“My dad is the chemistry teacher at my high school and he’s annoyingly smart. I mean, super brainiac annoying. He knows the most random stuff. Like how at room temperature, mercury is the only metal that is in liquid form. And water expands as it drops in temperature, and by the time it’s frozen it takes up about 9% more space. Or that if you slowly pour a handful of salt into a totally full glass of water, it won’t overflow. In fact, the water level will go down. He’s always dropping the little facts about everything. He doesn’t realize what a geek he is for doing it, he’s just really into chemistry. I think he really doesn’t understand that not everybody is. He likes to cook because of chemistry - he mostly makes breakfast - because he says chemical reactions happen all the time in cooking and he’s always explaining as he goes. I don’t take his class at school but I hear he’s a pretty good teacher. He gets a lot of practice at home, that’s for sure.”—http://www.savewalterwhite.com/
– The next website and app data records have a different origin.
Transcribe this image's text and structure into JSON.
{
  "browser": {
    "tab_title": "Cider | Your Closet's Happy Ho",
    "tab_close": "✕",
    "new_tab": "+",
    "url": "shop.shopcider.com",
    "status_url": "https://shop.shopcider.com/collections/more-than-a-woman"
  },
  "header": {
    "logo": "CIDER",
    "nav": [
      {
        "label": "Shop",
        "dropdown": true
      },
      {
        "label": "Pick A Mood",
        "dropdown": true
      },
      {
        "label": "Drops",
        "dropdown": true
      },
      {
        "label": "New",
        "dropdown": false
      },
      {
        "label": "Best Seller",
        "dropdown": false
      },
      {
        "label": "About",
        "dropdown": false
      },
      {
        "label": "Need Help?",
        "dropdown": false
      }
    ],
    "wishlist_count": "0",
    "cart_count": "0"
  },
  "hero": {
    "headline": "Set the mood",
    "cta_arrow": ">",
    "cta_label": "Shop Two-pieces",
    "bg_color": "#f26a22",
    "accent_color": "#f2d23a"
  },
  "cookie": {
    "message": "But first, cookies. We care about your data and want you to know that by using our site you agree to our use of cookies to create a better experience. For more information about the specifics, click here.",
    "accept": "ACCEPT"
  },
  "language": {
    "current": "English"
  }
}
A lot of people who I enthusiastically play this song for say that they’re turned off by the singing, that’s it’s too Bloomingfoods/estrogen-bomb/Diva Cup or whatever. It’s got those aspects of it, for sure, but I love this song because it’s totally original and real. It’s meditative, it’s heavy, and it transports me to a place I didn’t know existed before. I know that sounds super cheesy, but that’s what is great about great music.
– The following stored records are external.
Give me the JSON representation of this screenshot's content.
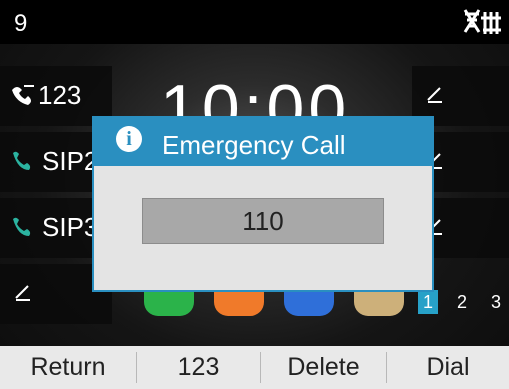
{
  "status": {
    "line_number": "9",
    "network_icon": "network-disconnected-icon"
  },
  "line_keys_left": [
    {
      "label": "123",
      "icon": "line-handset-icon"
    },
    {
      "label": "SIP2",
      "icon": "phone-icon"
    },
    {
      "label": "SIP3",
      "icon": "phone-icon"
    },
    {
      "label": "",
      "icon": "pen-icon"
    }
  ],
  "line_keys_right": [
    {
      "icon": "pen-icon"
    },
    {
      "icon": "pen-icon"
    },
    {
      "icon": "pen-icon"
    }
  ],
  "clock": {
    "time": "10:00"
  },
  "apps": [
    {
      "icon": "phone-app-icon",
      "color": "#2bb34a"
    },
    {
      "icon": "messages-app-icon",
      "color": "#f07a2a"
    },
    {
      "icon": "directory-app-icon",
      "color": "#2f6fd9"
    },
    {
      "icon": "settings-app-icon",
      "color": "#cdb07a"
    }
  ],
  "pages": [
    "1",
    "2",
    "3"
  ],
  "active_page": "1",
  "dialog": {
    "title": "Emergency Call",
    "icon": "info-icon",
    "input_value": "110"
  },
  "softkeys": {
    "return": "Return",
    "input_mode": "123",
    "delete": "Delete",
    "dial": "Dial"
  },
  "colors": {
    "accent": "#2a8fc0",
    "softkey_bar": "#e9e9e9",
    "page_active": "#27a1c8"
  }
}
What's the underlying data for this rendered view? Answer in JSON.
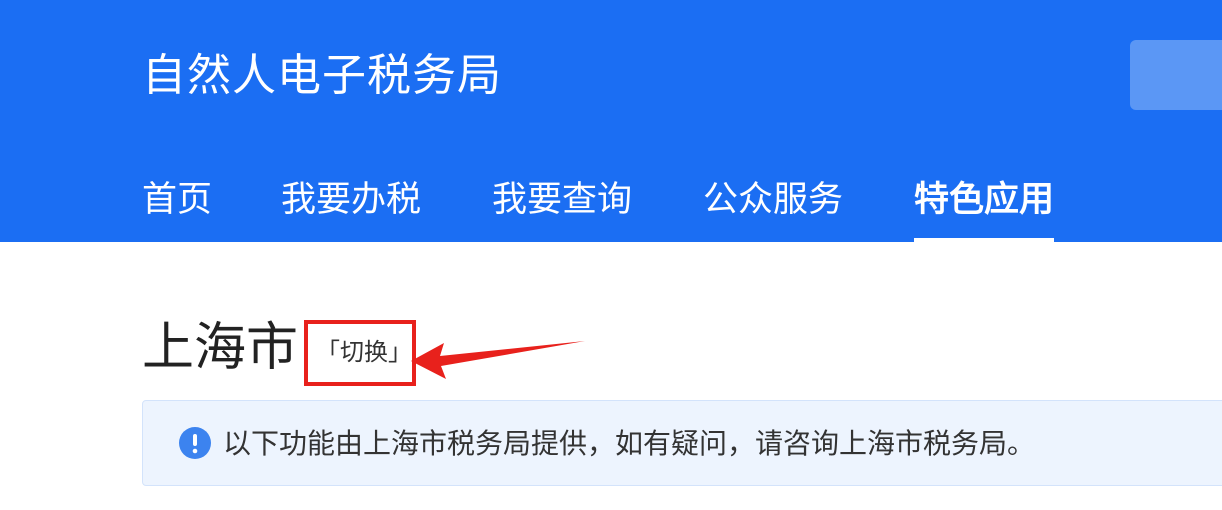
{
  "header": {
    "title": "自然人电子税务局"
  },
  "nav": {
    "items": [
      {
        "label": "首页"
      },
      {
        "label": "我要办税"
      },
      {
        "label": "我要查询"
      },
      {
        "label": "公众服务"
      },
      {
        "label": "特色应用"
      }
    ],
    "active_index": 4
  },
  "region": {
    "name": "上海市",
    "switch_label": "「切换」"
  },
  "notice": {
    "icon": "info-icon",
    "text": "以下功能由上海市税务局提供，如有疑问，请咨询上海市税务局。"
  },
  "colors": {
    "header_bg": "#1b6ef3",
    "highlight": "#e8211c",
    "notice_bg": "#edf4fe",
    "info_icon": "#3c83ef"
  }
}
Is it just me, or does anyone else hear that few seconds of the riff that sounds like that one song from that crappy musical Phantom of the Opera? It would take pages and pages to even begin to describe why I hate Phantom so much (although I could sum it up with a simile: Andrew Lloyd Webber is the Chili’s of music. Awful and overpriced, yet all of the boring people in your life keep wanting to go there. Also, he’s a plagiarist.)
Aside from those five notes, this song is BRILLIANT, I can’t help but spazz the hell out when I hear it.
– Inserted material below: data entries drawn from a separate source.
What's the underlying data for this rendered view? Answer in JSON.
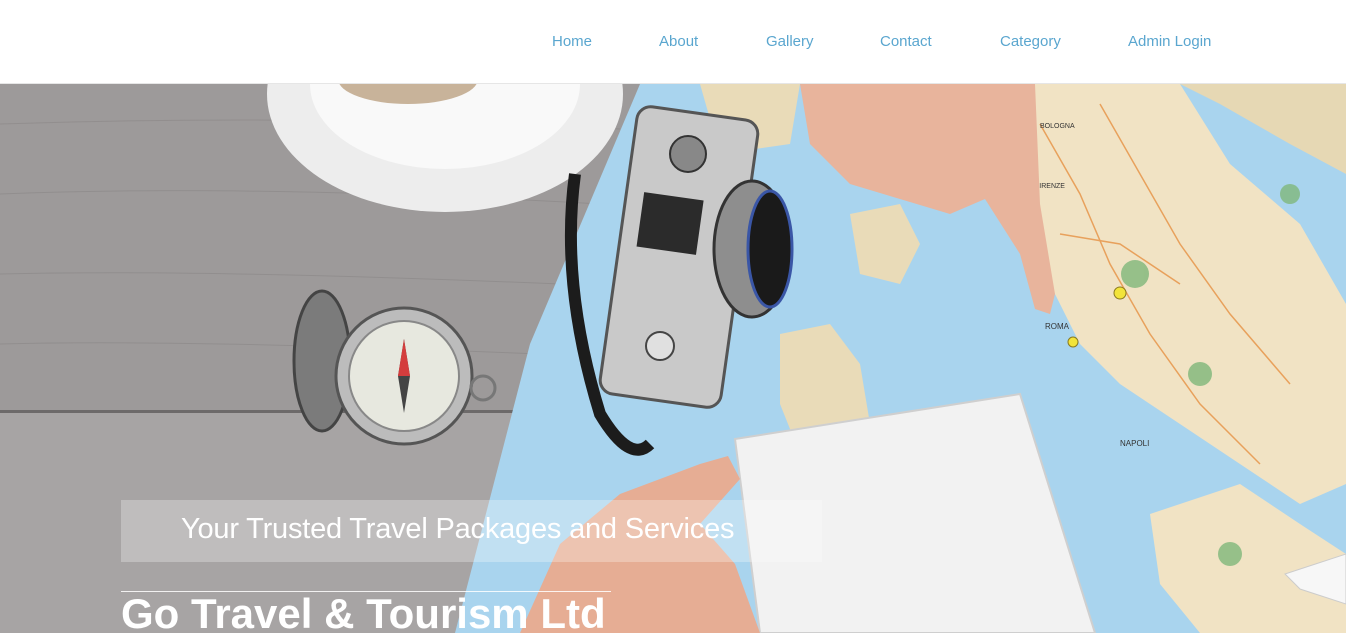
{
  "nav": {
    "items": [
      {
        "label": "Home"
      },
      {
        "label": "About"
      },
      {
        "label": "Gallery"
      },
      {
        "label": "Contact"
      },
      {
        "label": "Category"
      },
      {
        "label": "Admin Login"
      }
    ]
  },
  "hero": {
    "tagline": "Your Trusted Travel Packages and Services",
    "brand": "Go Travel & Tourism Ltd",
    "map_labels": {
      "city_1": "ROMA",
      "city_2": "NAPOLI",
      "city_3": "FIRENZE",
      "city_4": "BOLOGNA"
    }
  },
  "colors": {
    "nav_link": "#5aa6cf",
    "wood": "#9a9797",
    "map_sea": "#a9d4ee",
    "map_land": "#f1e3c4"
  }
}
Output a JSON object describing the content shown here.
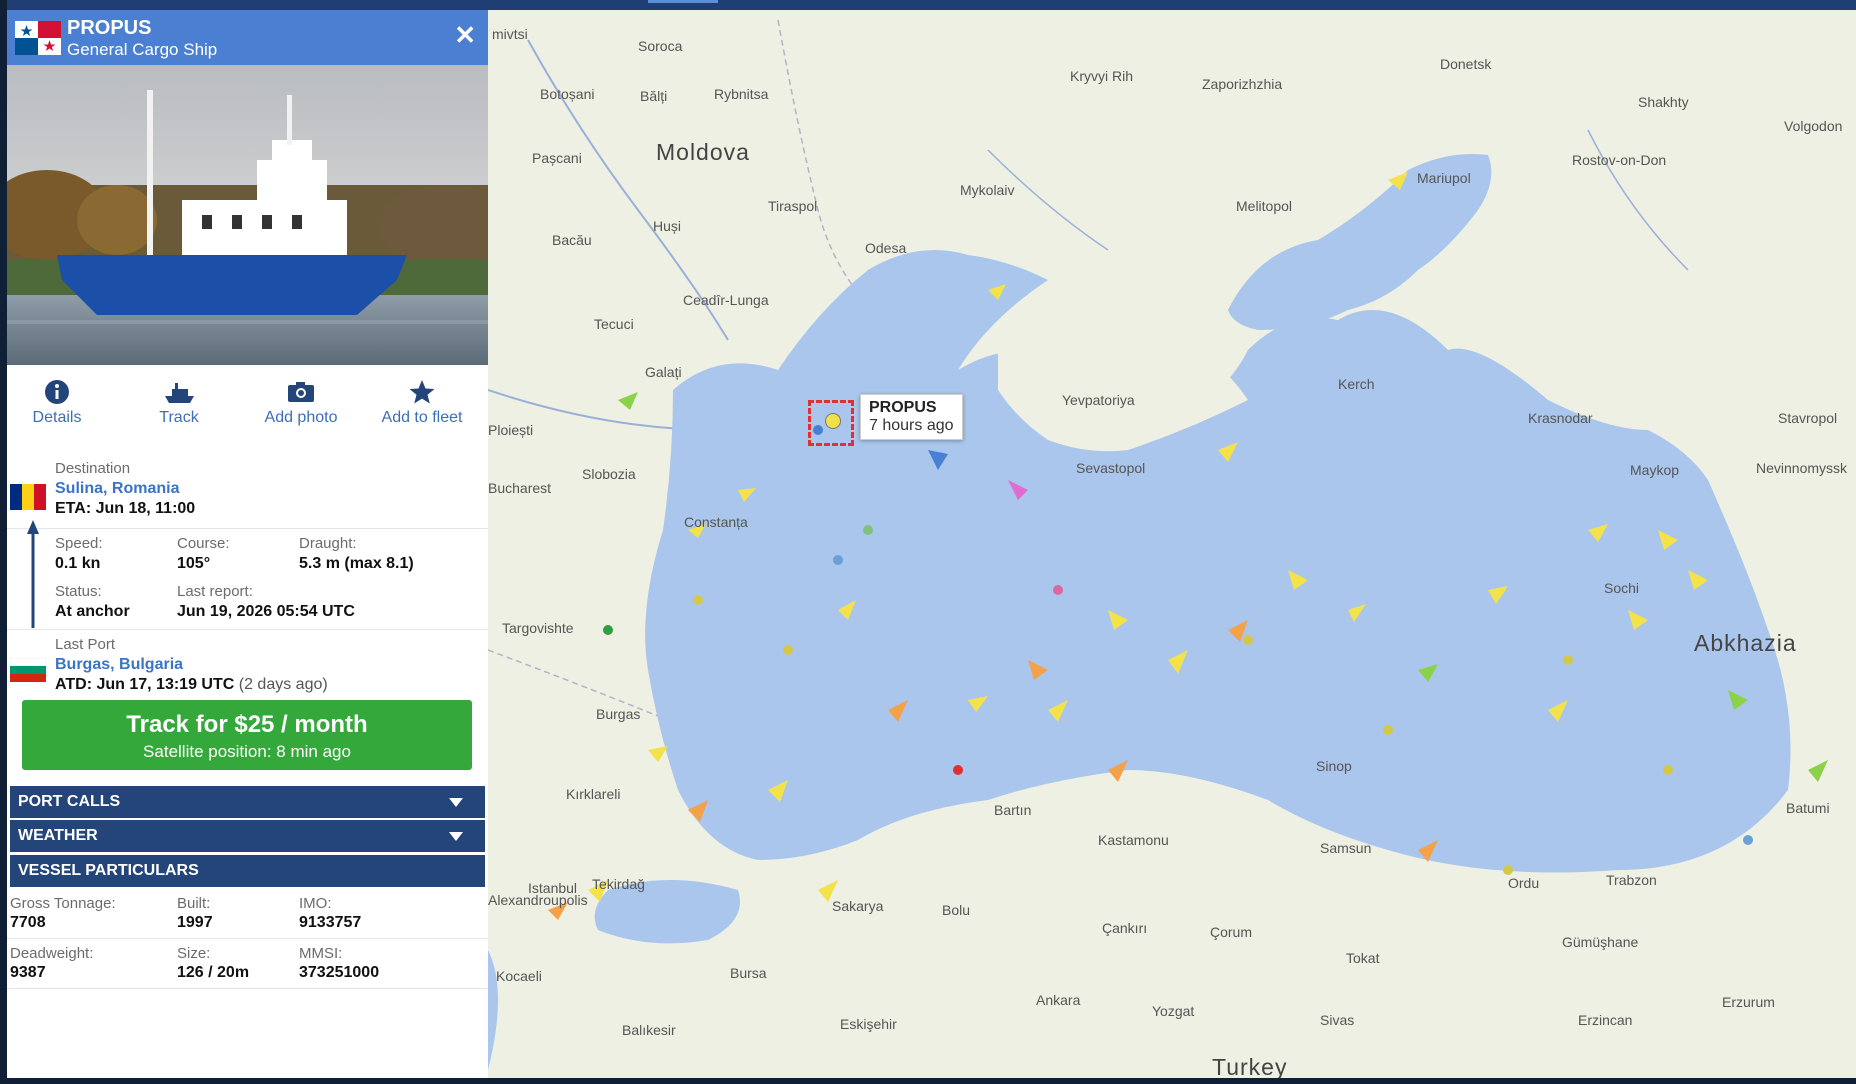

“Koko was much bigger than Mister Rogers. She weighed 280 pounds, and Mister Rogers weighed 143. Koko weighed 280 pounds because she is a gorilla, and Mister Rogers weighed 143 pounds because he has weighed 143 pounds as long as he has been Mister Rogers, because once upon a time, around thirty-one years ago, Mister Rogers stepped on a scale, and the scale told him that Mister Rogers weighs 143 pounds. No, not that he weighed 143 pounds, but that he weighs 143 pounds. … And so, every day, Mister Rogers refuses to do anything that would make his weight change — he neither drinks, nor smokes, nor eats flesh of any kind, nor goes to bed late at night, nor sleeps late in the morning, nor even watches television — and every morning, when he swims, he steps on a scale in his bathing suit and his bathing cap and his goggles, and the scale tells him that he weighs 143 pounds. This has happened so many times that Mister Rogers has come to see that number as a gift, as a destiny fulfilled, because, as he says, “the number 143 means ‘I love you.’ It takes one letter to say ‘I’ and four letters to say ‘love’ and three letters to say ‘you.’ One hundred and forty-three. ‘I love you.’ Isn’t that wonderful?”—http://kottke.org/11/09/fred-rogers-man-of-steel-and-prayer